* _TASK BRIEF_
In the records below, some lines hold the word "title". Copy each of those lines.

(MATERIAL FOR THIS EXERCISE begins)

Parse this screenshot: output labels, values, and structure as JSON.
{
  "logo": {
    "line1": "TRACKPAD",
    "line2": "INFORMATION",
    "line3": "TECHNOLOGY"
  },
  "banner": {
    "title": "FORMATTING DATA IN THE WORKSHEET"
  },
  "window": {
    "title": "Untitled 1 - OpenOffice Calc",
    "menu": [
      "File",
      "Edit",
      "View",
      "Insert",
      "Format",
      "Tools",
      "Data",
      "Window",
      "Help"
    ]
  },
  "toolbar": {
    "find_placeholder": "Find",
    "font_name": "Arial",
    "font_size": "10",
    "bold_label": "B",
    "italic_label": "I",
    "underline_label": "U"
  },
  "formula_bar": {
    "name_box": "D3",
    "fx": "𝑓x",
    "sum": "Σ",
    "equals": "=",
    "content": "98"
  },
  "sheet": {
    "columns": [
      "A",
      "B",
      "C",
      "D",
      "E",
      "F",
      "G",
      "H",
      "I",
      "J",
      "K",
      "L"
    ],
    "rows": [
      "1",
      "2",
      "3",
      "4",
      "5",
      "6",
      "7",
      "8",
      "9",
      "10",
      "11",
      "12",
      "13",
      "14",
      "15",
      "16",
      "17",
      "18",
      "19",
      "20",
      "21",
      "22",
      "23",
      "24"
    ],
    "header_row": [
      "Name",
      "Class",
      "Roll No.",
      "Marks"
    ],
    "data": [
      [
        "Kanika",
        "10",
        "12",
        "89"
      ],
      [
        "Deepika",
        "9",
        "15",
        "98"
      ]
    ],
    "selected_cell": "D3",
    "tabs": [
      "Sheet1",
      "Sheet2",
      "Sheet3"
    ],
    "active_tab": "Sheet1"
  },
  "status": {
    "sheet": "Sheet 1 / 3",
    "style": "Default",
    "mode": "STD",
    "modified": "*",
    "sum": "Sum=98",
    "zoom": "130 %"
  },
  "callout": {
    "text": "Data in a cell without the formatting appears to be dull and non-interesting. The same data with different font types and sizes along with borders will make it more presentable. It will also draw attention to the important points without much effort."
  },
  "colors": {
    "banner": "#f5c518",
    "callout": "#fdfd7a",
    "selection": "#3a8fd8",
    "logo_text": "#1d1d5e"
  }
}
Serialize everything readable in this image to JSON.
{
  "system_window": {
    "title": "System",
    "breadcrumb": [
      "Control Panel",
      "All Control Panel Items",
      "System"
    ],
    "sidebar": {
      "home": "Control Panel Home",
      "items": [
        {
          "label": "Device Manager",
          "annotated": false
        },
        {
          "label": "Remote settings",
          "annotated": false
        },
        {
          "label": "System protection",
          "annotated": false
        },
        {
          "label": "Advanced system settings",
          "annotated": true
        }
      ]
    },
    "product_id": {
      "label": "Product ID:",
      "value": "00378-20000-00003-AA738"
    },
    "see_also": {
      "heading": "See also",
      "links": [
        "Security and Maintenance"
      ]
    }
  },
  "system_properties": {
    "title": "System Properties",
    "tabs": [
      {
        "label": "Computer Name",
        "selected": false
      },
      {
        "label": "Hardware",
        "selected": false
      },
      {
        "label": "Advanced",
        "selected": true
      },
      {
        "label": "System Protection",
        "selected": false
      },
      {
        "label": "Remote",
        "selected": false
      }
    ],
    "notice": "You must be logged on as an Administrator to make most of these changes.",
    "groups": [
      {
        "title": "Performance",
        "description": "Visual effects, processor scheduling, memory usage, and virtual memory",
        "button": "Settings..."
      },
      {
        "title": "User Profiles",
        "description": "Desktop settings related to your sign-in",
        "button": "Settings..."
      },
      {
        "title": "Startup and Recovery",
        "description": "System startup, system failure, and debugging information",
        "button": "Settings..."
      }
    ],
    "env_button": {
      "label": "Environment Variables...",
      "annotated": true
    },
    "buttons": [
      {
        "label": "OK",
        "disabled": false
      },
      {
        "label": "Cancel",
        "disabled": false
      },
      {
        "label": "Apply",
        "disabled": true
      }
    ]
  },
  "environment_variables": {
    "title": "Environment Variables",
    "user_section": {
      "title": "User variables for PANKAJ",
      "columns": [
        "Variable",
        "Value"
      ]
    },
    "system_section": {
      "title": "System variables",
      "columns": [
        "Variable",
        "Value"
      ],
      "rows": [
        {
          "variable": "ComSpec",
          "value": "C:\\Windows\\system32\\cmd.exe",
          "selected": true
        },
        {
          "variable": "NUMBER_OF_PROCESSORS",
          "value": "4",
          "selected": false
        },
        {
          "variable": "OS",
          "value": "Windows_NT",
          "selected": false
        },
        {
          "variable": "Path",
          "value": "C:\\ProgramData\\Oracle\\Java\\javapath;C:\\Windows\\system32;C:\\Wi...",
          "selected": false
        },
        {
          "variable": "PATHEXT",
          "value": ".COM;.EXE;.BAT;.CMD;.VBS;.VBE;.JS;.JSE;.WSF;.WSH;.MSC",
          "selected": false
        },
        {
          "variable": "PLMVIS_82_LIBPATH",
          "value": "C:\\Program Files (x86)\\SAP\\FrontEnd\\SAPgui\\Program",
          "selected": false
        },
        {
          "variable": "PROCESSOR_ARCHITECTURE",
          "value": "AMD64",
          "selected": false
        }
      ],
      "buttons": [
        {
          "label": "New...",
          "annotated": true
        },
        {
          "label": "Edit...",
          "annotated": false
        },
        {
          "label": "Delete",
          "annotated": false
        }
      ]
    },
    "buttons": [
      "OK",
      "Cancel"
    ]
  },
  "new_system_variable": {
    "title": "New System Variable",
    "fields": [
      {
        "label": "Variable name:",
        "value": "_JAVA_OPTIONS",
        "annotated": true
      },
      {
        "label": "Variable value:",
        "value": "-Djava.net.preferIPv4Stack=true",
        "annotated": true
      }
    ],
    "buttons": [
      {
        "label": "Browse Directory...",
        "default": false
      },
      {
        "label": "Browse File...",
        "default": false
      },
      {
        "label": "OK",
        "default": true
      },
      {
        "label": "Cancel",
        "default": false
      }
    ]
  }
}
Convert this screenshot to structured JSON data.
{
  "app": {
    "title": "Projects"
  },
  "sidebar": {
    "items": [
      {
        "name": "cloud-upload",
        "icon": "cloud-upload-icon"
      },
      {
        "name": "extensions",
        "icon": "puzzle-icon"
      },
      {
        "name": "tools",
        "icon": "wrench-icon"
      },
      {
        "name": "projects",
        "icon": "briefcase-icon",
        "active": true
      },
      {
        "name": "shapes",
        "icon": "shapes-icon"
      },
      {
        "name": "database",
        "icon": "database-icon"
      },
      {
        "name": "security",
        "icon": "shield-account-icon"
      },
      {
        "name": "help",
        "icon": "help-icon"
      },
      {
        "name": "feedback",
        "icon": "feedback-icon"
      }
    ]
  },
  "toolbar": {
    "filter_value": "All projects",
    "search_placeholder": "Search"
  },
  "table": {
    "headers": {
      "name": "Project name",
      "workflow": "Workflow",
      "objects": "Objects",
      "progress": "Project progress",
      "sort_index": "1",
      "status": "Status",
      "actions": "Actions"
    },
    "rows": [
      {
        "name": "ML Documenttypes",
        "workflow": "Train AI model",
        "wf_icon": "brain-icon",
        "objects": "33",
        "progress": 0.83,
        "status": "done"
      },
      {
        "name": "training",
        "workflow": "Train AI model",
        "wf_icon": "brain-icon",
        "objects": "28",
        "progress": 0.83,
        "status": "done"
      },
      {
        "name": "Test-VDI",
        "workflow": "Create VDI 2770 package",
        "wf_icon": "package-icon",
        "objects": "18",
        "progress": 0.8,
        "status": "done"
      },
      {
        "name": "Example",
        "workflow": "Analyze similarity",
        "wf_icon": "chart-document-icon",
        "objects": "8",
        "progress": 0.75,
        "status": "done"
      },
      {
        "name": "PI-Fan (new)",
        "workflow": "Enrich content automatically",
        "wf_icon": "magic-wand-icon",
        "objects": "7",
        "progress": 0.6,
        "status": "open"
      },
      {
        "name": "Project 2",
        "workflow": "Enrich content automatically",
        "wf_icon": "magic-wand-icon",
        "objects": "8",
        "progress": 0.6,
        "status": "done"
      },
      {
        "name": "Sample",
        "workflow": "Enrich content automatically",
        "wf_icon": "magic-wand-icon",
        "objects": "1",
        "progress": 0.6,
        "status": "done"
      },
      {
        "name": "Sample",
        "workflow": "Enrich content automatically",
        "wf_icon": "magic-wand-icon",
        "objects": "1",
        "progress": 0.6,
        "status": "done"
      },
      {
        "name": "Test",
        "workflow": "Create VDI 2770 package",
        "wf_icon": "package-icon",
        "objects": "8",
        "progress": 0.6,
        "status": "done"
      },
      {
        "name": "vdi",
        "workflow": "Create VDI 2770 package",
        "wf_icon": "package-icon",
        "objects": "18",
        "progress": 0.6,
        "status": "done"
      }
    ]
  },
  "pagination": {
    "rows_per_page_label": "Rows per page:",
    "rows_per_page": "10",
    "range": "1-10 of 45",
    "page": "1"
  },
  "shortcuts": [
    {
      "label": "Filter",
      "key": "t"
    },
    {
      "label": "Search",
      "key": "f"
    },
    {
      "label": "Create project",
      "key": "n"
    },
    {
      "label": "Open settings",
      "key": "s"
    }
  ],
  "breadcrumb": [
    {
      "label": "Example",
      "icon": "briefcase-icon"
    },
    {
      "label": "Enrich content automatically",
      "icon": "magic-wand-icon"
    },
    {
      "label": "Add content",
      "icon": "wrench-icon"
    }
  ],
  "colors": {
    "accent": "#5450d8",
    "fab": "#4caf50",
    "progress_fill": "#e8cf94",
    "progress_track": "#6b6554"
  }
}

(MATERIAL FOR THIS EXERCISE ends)

* _ANSWER TO THE EXERCISE_
    "title": "FORMATTING DATA IN THE WORKSHEET"
    "title": "Untitled 1 - OpenOffice Calc",
    "title": "System",
    "title": "System Properties",
        "title": "Performance",
        "title": "User Profiles",
        "title": "Startup and Recovery",
    "title": "Environment Variables",
      "title": "User variables for PANKAJ",
      "title": "System variables",
    "title": "New System Variable",
    "title": "Projects"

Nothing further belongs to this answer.